**Work order**
The data must be reproduced verbatim; images are to be omitted.

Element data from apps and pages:
■ ■ ■ ■ ■

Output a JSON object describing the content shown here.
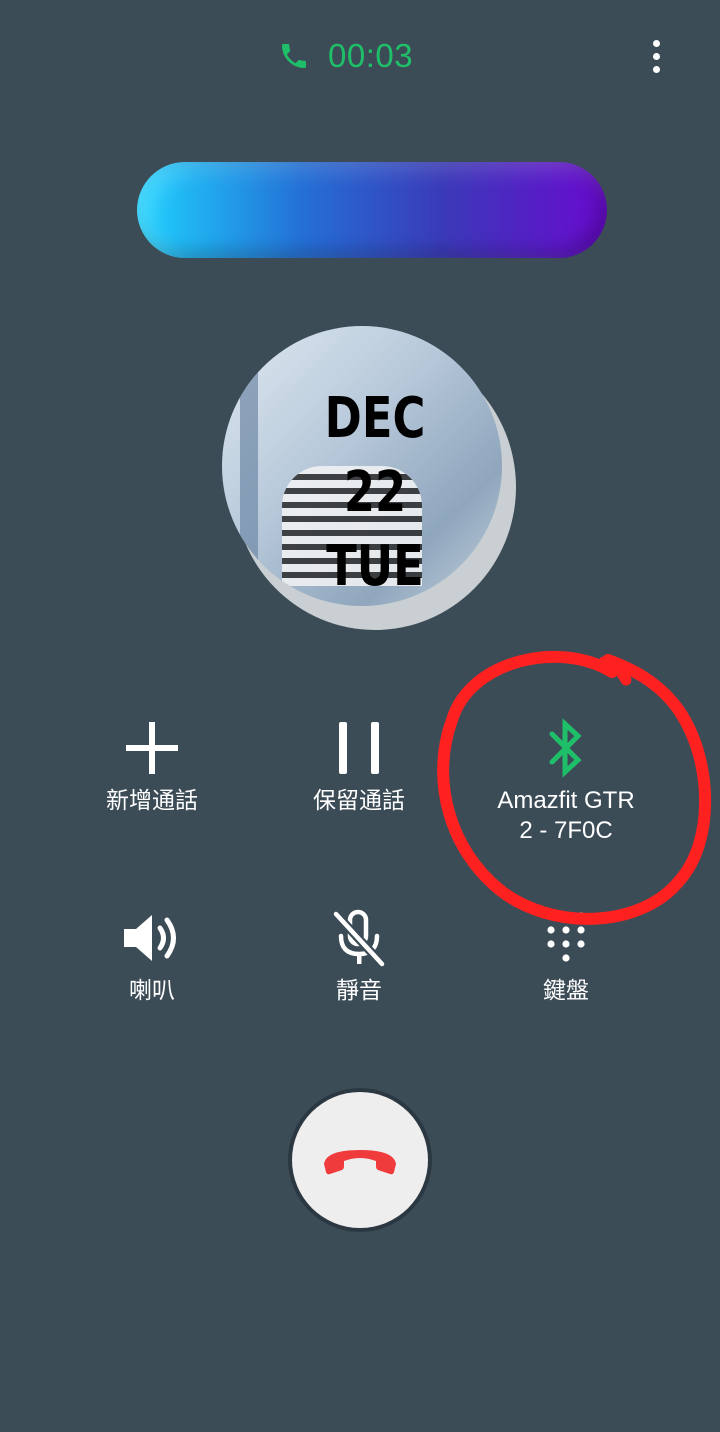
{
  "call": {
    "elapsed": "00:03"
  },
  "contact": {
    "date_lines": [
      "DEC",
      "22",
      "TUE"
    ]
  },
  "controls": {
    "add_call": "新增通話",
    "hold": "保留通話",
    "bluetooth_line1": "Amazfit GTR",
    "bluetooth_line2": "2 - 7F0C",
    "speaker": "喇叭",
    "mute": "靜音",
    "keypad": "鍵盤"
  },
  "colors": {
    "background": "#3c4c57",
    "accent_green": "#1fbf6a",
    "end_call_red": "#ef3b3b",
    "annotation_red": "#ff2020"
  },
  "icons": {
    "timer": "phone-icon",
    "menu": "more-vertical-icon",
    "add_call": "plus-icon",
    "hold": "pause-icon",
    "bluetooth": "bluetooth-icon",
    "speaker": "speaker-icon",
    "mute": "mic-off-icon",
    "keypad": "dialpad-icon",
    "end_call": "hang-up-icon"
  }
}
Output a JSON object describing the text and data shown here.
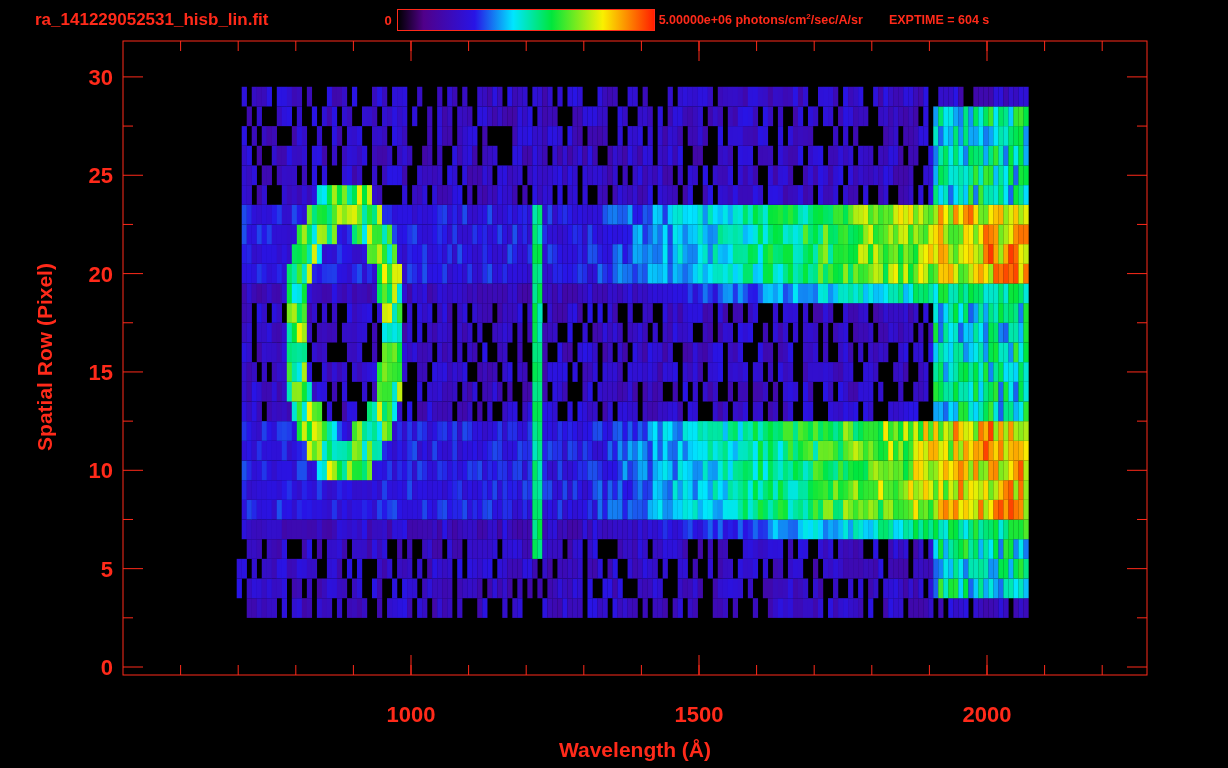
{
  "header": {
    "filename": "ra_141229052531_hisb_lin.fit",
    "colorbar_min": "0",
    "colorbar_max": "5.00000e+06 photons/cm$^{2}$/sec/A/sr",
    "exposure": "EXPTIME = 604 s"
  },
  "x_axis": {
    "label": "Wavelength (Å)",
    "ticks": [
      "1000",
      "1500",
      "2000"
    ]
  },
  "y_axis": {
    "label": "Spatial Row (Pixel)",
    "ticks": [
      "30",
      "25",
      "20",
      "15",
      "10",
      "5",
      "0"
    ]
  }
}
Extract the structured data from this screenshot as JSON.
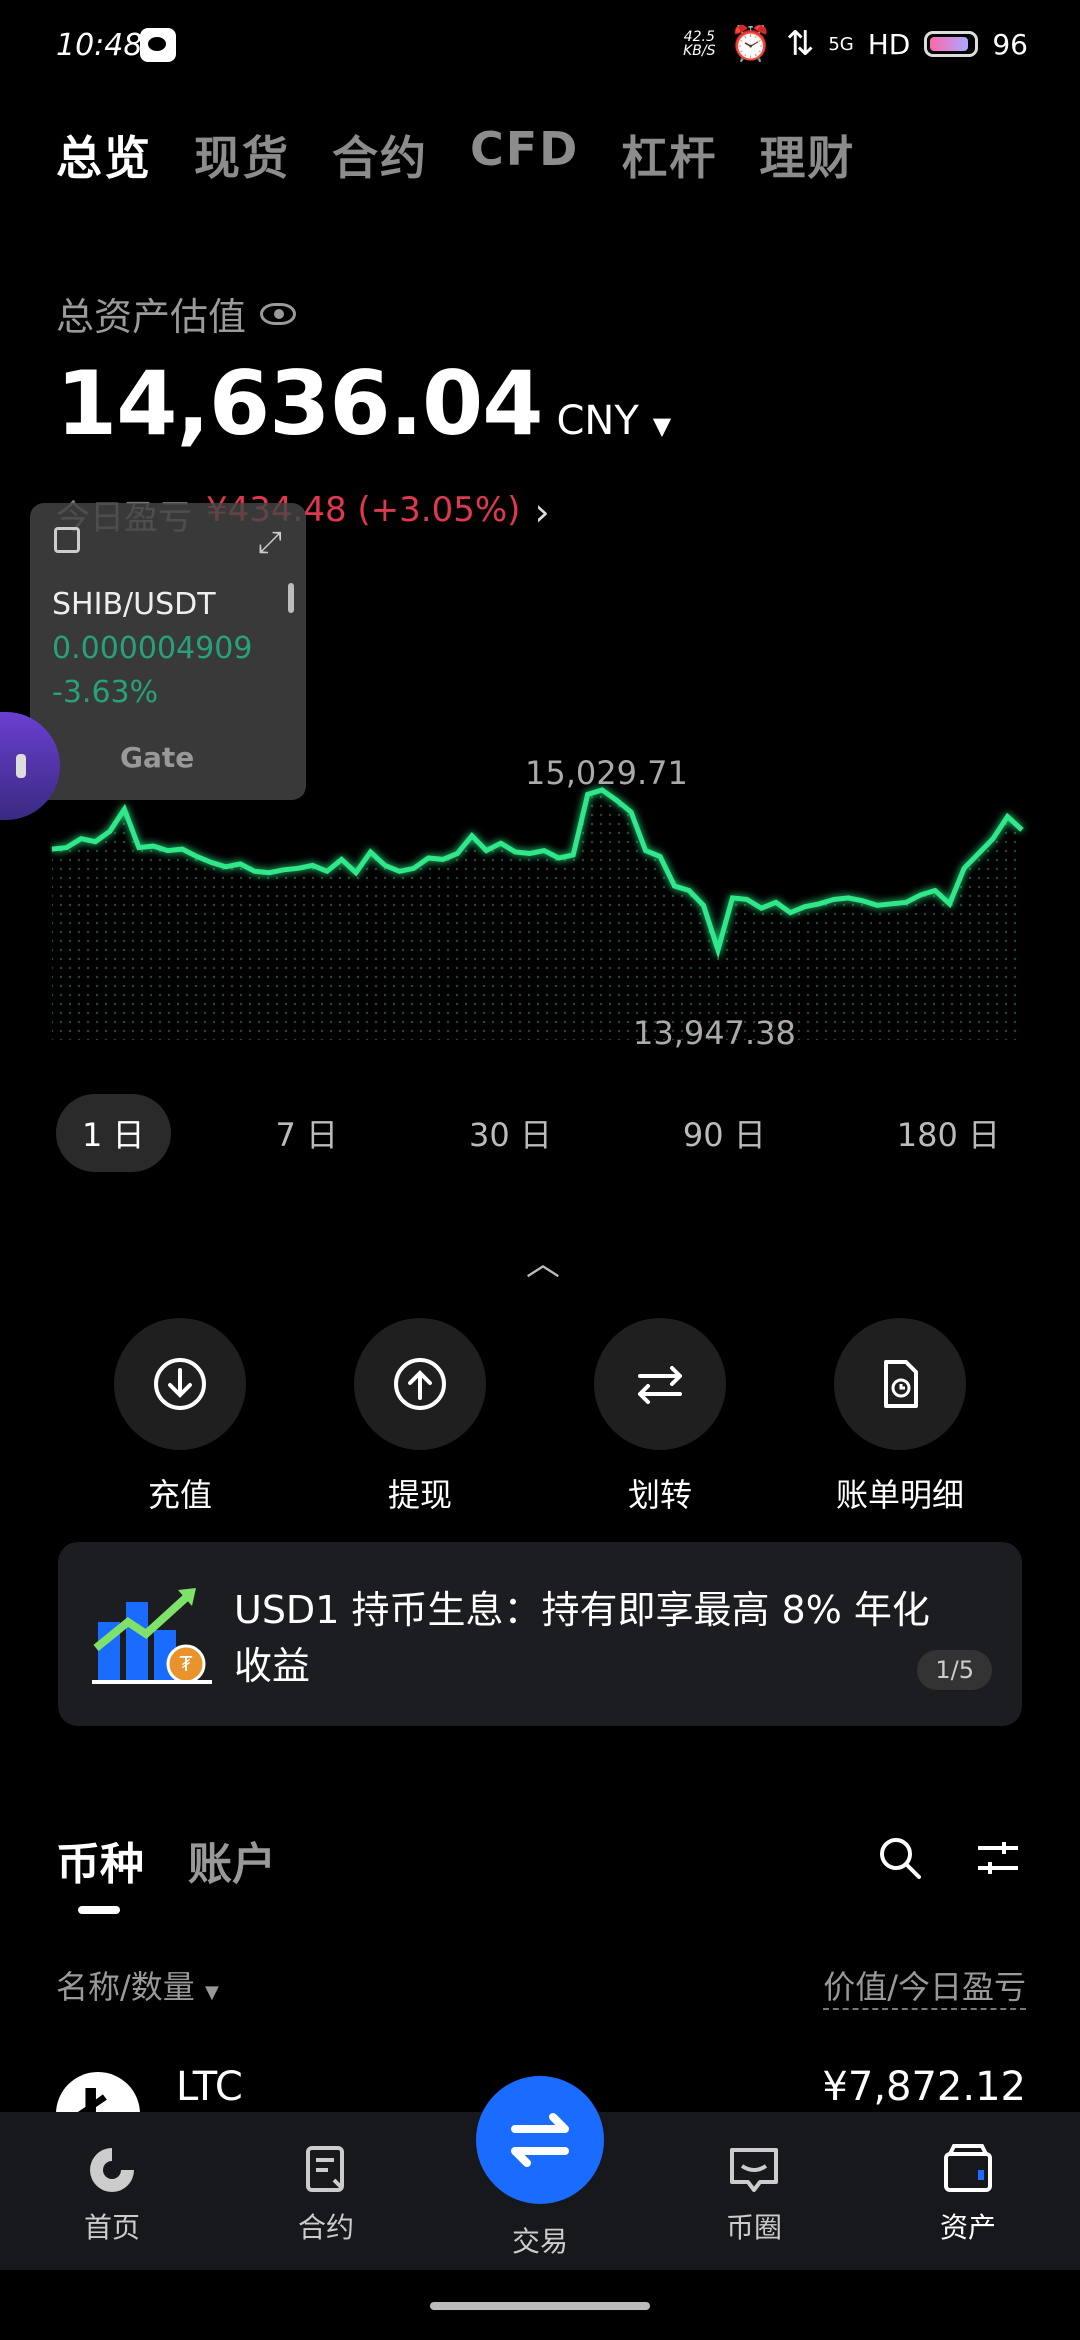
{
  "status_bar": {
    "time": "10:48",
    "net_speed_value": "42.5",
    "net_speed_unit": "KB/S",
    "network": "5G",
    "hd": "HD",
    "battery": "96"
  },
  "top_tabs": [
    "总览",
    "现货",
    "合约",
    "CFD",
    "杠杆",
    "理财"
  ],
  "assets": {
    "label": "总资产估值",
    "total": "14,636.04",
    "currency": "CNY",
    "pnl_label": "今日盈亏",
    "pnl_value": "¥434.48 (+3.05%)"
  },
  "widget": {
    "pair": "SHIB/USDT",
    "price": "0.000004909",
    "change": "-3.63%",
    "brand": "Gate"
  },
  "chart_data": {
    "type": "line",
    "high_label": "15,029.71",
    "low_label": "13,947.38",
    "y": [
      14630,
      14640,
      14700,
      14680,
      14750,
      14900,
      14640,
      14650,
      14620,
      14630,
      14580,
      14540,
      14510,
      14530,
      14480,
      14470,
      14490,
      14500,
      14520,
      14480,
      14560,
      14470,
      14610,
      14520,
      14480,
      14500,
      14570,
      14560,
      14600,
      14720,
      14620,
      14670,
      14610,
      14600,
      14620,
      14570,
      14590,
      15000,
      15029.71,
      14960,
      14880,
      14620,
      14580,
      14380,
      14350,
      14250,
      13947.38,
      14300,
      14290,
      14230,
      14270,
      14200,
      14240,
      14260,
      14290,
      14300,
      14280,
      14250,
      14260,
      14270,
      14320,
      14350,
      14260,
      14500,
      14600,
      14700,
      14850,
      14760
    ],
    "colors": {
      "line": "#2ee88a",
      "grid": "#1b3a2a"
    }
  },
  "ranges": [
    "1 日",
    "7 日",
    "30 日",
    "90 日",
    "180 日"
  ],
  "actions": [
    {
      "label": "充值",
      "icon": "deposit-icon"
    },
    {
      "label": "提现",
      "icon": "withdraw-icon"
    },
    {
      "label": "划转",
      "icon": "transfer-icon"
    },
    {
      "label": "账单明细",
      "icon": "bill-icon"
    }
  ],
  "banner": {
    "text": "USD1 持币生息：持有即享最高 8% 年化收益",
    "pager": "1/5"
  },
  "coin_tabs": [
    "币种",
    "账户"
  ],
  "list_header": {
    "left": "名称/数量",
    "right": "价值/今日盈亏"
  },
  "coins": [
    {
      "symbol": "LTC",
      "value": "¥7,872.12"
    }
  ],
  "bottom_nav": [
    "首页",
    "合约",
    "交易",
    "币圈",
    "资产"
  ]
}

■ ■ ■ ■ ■

**Output for this exercise**
Output a JSON object describing the content shown here.
{
  "call": {
    "elapsed": "00:03"
  },
  "contact": {
    "date_lines": [
      "DEC",
      "22",
      "TUE"
    ]
  },
  "controls": {
    "add_call": "新增通話",
    "hold": "保留通話",
    "bluetooth_line1": "Amazfit GTR",
    "bluetooth_line2": "2 - 7F0C",
    "speaker": "喇叭",
    "mute": "靜音",
    "keypad": "鍵盤"
  },
  "colors": {
    "background": "#3c4c57",
    "accent_green": "#1fbf6a",
    "end_call_red": "#ef3b3b",
    "annotation_red": "#ff2020"
  },
  "icons": {
    "timer": "phone-icon",
    "menu": "more-vertical-icon",
    "add_call": "plus-icon",
    "hold": "pause-icon",
    "bluetooth": "bluetooth-icon",
    "speaker": "speaker-icon",
    "mute": "mic-off-icon",
    "keypad": "dialpad-icon",
    "end_call": "hang-up-icon"
  }
}
Output a JSON object describing the text and data shown here.
{
  "header": {
    "filename": "ra_141229052531_hisb_lin.fit",
    "colorbar_min": "0",
    "colorbar_max": "5.00000e+06 photons/cm$^{2}$/sec/A/sr",
    "exposure": "EXPTIME = 604 s"
  },
  "x_axis": {
    "label": "Wavelength (Å)",
    "ticks": [
      "1000",
      "1500",
      "2000"
    ]
  },
  "y_axis": {
    "label": "Spatial Row (Pixel)",
    "ticks": [
      "30",
      "25",
      "20",
      "15",
      "10",
      "5",
      "0"
    ]
  }
}
Extract the structured data from this screenshot as JSON.
{
  "status_bar": {
    "time": "10:48",
    "net_speed_value": "42.5",
    "net_speed_unit": "KB/S",
    "network": "5G",
    "hd": "HD",
    "battery": "96"
  },
  "top_tabs": [
    "总览",
    "现货",
    "合约",
    "CFD",
    "杠杆",
    "理财"
  ],
  "assets": {
    "label": "总资产估值",
    "total": "14,636.04",
    "currency": "CNY",
    "pnl_label": "今日盈亏",
    "pnl_value": "¥434.48 (+3.05%)"
  },
  "widget": {
    "pair": "SHIB/USDT",
    "price": "0.000004909",
    "change": "-3.63%",
    "brand": "Gate"
  },
  "chart_data": {
    "type": "line",
    "high_label": "15,029.71",
    "low_label": "13,947.38",
    "y": [
      14630,
      14640,
      14700,
      14680,
      14750,
      14900,
      14640,
      14650,
      14620,
      14630,
      14580,
      14540,
      14510,
      14530,
      14480,
      14470,
      14490,
      14500,
      14520,
      14480,
      14560,
      14470,
      14610,
      14520,
      14480,
      14500,
      14570,
      14560,
      14600,
      14720,
      14620,
      14670,
      14610,
      14600,
      14620,
      14570,
      14590,
      15000,
      15029.71,
      14960,
      14880,
      14620,
      14580,
      14380,
      14350,
      14250,
      13947.38,
      14300,
      14290,
      14230,
      14270,
      14200,
      14240,
      14260,
      14290,
      14300,
      14280,
      14250,
      14260,
      14270,
      14320,
      14350,
      14260,
      14500,
      14600,
      14700,
      14850,
      14760
    ],
    "colors": {
      "line": "#2ee88a",
      "grid": "#1b3a2a"
    }
  },
  "ranges": [
    "1 日",
    "7 日",
    "30 日",
    "90 日",
    "180 日"
  ],
  "actions": [
    {
      "label": "充值",
      "icon": "deposit-icon"
    },
    {
      "label": "提现",
      "icon": "withdraw-icon"
    },
    {
      "label": "划转",
      "icon": "transfer-icon"
    },
    {
      "label": "账单明细",
      "icon": "bill-icon"
    }
  ],
  "banner": {
    "text": "USD1 持币生息：持有即享最高 8% 年化收益",
    "pager": "1/5"
  },
  "coin_tabs": [
    "币种",
    "账户"
  ],
  "list_header": {
    "left": "名称/数量",
    "right": "价值/今日盈亏"
  },
  "coins": [
    {
      "symbol": "LTC",
      "value": "¥7,872.12"
    }
  ],
  "bottom_nav": [
    "首页",
    "合约",
    "交易",
    "币圈",
    "资产"
  ]
}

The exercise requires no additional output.